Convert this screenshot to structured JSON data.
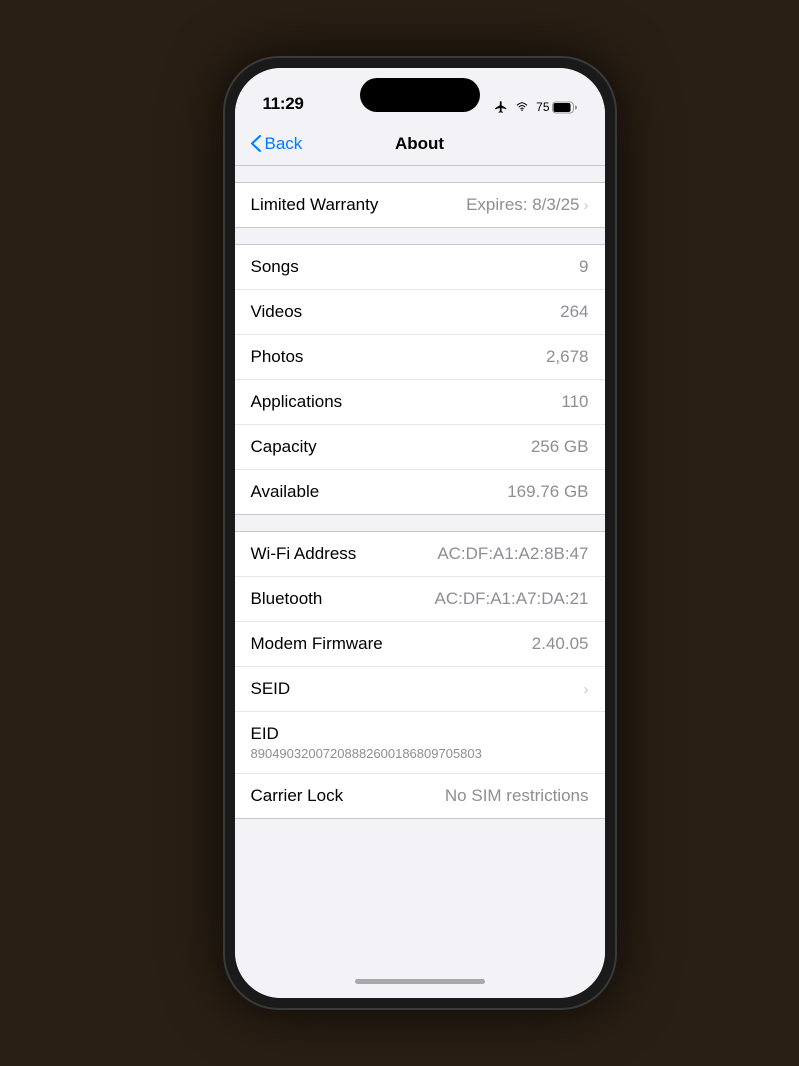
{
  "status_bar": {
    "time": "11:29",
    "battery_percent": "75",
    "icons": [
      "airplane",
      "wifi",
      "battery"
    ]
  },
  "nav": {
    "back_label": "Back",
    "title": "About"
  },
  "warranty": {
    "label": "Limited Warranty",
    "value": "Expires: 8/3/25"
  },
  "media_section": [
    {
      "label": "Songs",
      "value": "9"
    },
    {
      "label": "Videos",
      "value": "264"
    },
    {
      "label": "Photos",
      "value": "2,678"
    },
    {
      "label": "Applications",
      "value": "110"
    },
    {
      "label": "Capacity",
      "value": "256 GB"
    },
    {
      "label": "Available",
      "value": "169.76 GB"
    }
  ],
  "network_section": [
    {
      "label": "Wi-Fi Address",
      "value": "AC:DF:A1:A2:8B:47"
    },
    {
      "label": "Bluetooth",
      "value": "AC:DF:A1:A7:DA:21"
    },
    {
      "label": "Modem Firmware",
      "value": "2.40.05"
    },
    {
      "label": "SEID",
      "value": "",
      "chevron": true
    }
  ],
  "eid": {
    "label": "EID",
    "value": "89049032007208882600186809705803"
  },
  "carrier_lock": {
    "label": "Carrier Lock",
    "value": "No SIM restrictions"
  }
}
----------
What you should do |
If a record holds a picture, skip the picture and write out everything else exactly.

Output for this exercise |
Convert this screenshot to structured JSON data.
{
  "status_bar": {
    "time": "11:29",
    "battery_percent": "75",
    "icons": [
      "airplane",
      "wifi",
      "battery"
    ]
  },
  "nav": {
    "back_label": "Back",
    "title": "About"
  },
  "warranty": {
    "label": "Limited Warranty",
    "value": "Expires: 8/3/25"
  },
  "media_section": [
    {
      "label": "Songs",
      "value": "9"
    },
    {
      "label": "Videos",
      "value": "264"
    },
    {
      "label": "Photos",
      "value": "2,678"
    },
    {
      "label": "Applications",
      "value": "110"
    },
    {
      "label": "Capacity",
      "value": "256 GB"
    },
    {
      "label": "Available",
      "value": "169.76 GB"
    }
  ],
  "network_section": [
    {
      "label": "Wi-Fi Address",
      "value": "AC:DF:A1:A2:8B:47"
    },
    {
      "label": "Bluetooth",
      "value": "AC:DF:A1:A7:DA:21"
    },
    {
      "label": "Modem Firmware",
      "value": "2.40.05"
    },
    {
      "label": "SEID",
      "value": "",
      "chevron": true
    }
  ],
  "eid": {
    "label": "EID",
    "value": "89049032007208882600186809705803"
  },
  "carrier_lock": {
    "label": "Carrier Lock",
    "value": "No SIM restrictions"
  }
}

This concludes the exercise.